The impossible was made possible

We have had two fantastic outcomes this week. As many of you may know in recent years the law on change of ownership for exempted dogs has changed. The law as it stands states that change of ownership can only be accepted if the registered keeper of the dog is either serious ill or has died. However in recent months we have had a few cases were change of ownership has been accepted without the keeper being serious ill or have died. Many people said this was impossible when we knew ourselves that it was possible. We received a few unsupportive comments through social media, however we remained dignified and chose not to rise to the criticism. Yesterday at Wigan magistrates court a well known case known to the public came before the court. The case we refer to it the case of Missy a suspected Pitbull terrier saved by the RSPCA after being badly neglected by her owner.  We were contacted by one of our clients who had seen the article in the Manchester Evening News we agreed to help out providing that the RSPCA would listen to what we had to say. After a long weekend chasing around different parties in the case we came across someone in the RSPCA who was willing to listen to our suggestion of how we could help save Missy.  Luckily for us a man came forward claiming that Missy was the offspring of his dog Phoebe. He told us that he gave Missy to a women as a puppy this women turned out to be the person who was prosecuted for animal cruelty charges against Missy.  The case came before the court yesterday after checks were made on Missy’s potential new owner he was found to be a fit and proper person and it was agreed by the court that Missy could be returned to him and be reunited with her mum Phoebe as a exempted dog.
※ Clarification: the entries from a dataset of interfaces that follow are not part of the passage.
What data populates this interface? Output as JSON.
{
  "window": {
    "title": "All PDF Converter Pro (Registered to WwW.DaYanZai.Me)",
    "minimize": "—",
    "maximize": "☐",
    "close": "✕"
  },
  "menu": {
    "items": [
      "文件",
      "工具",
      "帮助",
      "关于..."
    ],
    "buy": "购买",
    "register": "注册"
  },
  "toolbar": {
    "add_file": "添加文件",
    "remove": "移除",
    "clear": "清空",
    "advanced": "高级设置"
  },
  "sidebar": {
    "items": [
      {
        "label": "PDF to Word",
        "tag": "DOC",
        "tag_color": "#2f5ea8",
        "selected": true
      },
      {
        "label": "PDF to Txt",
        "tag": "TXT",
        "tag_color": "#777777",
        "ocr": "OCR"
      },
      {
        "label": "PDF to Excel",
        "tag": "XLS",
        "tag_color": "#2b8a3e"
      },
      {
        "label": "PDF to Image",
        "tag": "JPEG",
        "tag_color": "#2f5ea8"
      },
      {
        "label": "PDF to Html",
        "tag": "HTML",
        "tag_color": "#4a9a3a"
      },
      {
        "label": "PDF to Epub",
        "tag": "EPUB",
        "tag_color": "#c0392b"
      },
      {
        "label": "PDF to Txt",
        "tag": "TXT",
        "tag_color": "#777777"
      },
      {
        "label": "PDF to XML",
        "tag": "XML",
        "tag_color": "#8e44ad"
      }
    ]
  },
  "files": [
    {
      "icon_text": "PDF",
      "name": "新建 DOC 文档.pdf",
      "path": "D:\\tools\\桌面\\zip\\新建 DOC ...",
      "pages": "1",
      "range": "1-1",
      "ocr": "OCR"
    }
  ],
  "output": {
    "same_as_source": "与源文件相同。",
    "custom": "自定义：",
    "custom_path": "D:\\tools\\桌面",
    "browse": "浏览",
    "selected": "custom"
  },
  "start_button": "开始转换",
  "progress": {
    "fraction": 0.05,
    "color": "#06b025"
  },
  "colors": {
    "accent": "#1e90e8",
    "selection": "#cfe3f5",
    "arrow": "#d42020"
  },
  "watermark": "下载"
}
We wish Missy all the best and look forward to receiving update photographs of her in her new home.



The second story is the story of Buster. Buster owner was unfortunately sent to prison whilst he was going through the exemption process. Buster case was heard before the magistrates court without the owner present or without a legal representative. Unfortunately for Buster a destruction order was made against him. However luckily a concerned member of the public contacted us to see if we could help out as many other solicitors refused to help as they did not believe Buster had a chance. After having discussions with Cheshire police and explaining the law to all parties involved an appeal was lodged with the Crown Court. After getting permission from Buster’s original owner for Busters ownership to be transferred a potential new keeper came forward. Numerous checks were conducted on the potential keeper including a report carried out by a canine behaviorist assessing the new keepers ability to handle other exempted dogs similar to Buster. Finally at court on Friday an agreement was made for Buster to be returned to his potential keeper under the interim scheme and for final checks to be carried out by police who will assess Buster and his potential keeper together in a neutral environment. The case will be back in court on the 1st December 2016 for final arrangements to be made for Buster to be exempted.